For the first time in the history of the federal law designed to improve K-12 education for disadvantaged students, Congress has recognized the importance of high quality early childhood education in preparing to succeed in school by writing Preschool Development Grants into the Every Student Succeeds Act (ESSA), making the once discretionary grant program a permanent fixture in American education.
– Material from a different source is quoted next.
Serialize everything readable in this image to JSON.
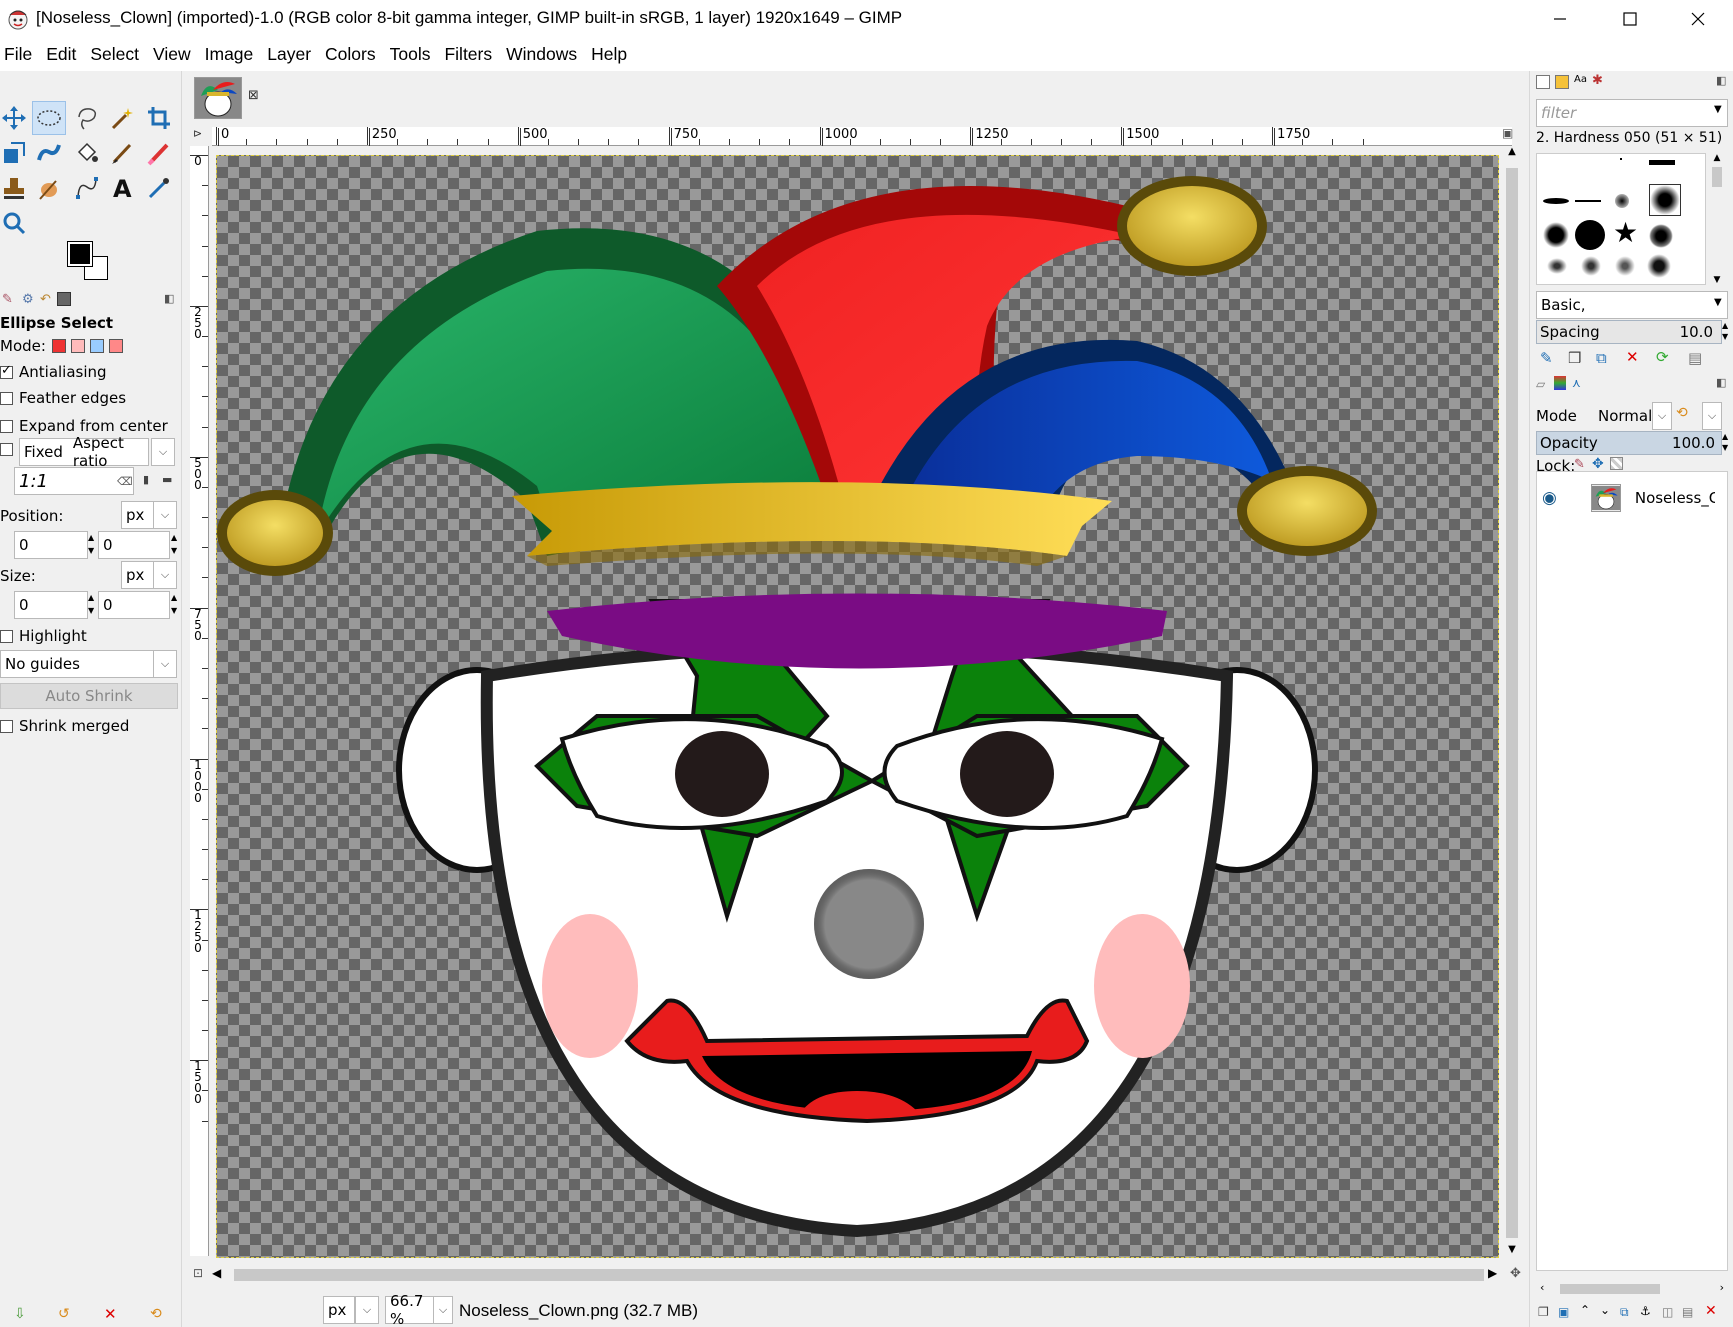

Through a competitive grant process, the Preschool Development Grants provide funding to states to promote coordination and collaboration between existing early childhood programs and systems to improve the access to and quality of programs for low income and disadvantaged children.

  • Administration
    Grants will be administered jointly by the Secretary of Health and Human Services and the Secretary of Education.
  • States Must Support a Mixed Delivery System
    A mixed delivery system of early childhood education includes services offered through a variety of programs and providers such as Head Start, licensed family and center-based childcare, public schools, and community-based organizations supported with a combination of public and private funding.
  • Funding
    • Grants will be awarded for a period of not more than one year and may be renewed for a period of not more than three years.
    • Each state receiving a grant must provide funds from non-federal sources to carry out activities of not less than 30 percent of the amount of the grant.
  • Use of Funds
    Funds can be used for four types of activities:

    1. Conducting periodic statewide needs assessments of the quality and availability of existing programs
    2. Developing a strategic plan for collaboration, coordination, and quality improvements among existing programs and state and local agencies
    3. Providing parents with information about the variety of early childhood programs within the state’s mixed-delivery system
    4. Sharing best practices among early childhood education program providers

    After priorities (1) and (2) have been completed, funds may be used to:

    • Improve professional development for early childhood providers
    • Develop new programs for children and families eligible for but not served existing programs